Even though there is no cure, you can minimize discomfort and transmission. A: There are many myths and misunderstandings about cold sores. Get tested soon if you have sores so you can access treatment quickly. Genital herpes is passed on via sex (vaginal, anal and oral), close genital contact and through sharing sex toys. If you are experiencing a recurrent outbreak, you will only be asked to take antiviral tablets if your symptoms are severe. But it can spread from the mouth to the genitals during oral sex. You are most likely to get herpes if you touch the skin of someone who has herpes sores, blisters, or a rash. But the virus can still be spread, even when no sores or other symptoms are present. Before the blisters appear, there may be tingling, burning, itching, or pain at the site where the blisters will appear. Most people get genital herpes by having sex with someone who has the virus. You can also get oral lesions (mouth sores) from HSV-2. Use a condom at all other times, because some people with herpes can transmit the virus through their skin if the infection is active even when they don’t have any sores. If you are having an outbreak, the doctor can diagnose herpes either through visual inspection or through a sample from the sore. Those spreading the virus may not know they are even infected because they’ve never been diagnosed or tested or show any symptoms sometimes. So there are a bunch of different human herpes viruses.

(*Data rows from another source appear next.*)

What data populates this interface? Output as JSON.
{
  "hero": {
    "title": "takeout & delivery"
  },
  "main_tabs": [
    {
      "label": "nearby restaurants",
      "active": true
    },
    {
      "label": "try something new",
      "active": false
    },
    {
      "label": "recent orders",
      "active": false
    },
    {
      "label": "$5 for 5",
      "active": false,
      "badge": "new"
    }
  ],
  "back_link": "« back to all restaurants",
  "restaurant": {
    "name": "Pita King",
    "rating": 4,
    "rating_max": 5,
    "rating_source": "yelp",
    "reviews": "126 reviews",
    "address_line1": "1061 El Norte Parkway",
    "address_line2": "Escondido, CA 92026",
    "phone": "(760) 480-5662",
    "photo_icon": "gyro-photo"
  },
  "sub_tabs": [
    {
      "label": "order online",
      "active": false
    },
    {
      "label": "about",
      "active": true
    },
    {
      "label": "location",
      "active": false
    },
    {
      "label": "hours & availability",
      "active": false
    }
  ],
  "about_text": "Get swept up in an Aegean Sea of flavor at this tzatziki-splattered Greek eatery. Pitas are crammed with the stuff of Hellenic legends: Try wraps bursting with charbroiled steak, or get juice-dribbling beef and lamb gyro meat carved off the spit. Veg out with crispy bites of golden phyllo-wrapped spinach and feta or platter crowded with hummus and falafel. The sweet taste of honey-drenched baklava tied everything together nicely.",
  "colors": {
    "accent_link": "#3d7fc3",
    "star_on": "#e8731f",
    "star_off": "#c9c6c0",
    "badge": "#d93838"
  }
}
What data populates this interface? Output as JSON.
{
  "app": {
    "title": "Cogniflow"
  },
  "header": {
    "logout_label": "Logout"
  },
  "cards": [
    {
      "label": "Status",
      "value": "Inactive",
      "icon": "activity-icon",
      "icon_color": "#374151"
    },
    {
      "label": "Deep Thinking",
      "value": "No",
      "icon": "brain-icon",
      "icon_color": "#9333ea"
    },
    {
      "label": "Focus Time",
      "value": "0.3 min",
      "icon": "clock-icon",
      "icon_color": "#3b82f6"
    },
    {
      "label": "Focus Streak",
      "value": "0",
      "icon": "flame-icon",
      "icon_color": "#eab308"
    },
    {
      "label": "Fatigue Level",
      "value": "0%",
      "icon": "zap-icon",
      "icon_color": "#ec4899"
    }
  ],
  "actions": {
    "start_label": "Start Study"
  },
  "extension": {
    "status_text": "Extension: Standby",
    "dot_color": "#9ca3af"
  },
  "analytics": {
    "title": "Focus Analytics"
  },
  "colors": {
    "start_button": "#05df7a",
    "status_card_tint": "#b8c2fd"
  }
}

And the problem we get into is most people feel, well, if I’m not having symptoms, I don’t have to worry about it. And can you spread genital herpes by having oral sex? The highest risk of transmitting herpes is during an outbreak. A blister or fever sore along the mouth could signal a less dangerous form of herpes that can still spread to the genitals through oral sex. Even if there are no troublesome symptoms, knowing that you carry the virus can help you take precautions to prevent infecting others who may suffer the ill effects. You can catch herpes through oral sex or intercourse, as well as skin-to-skin contact where the virus sheds.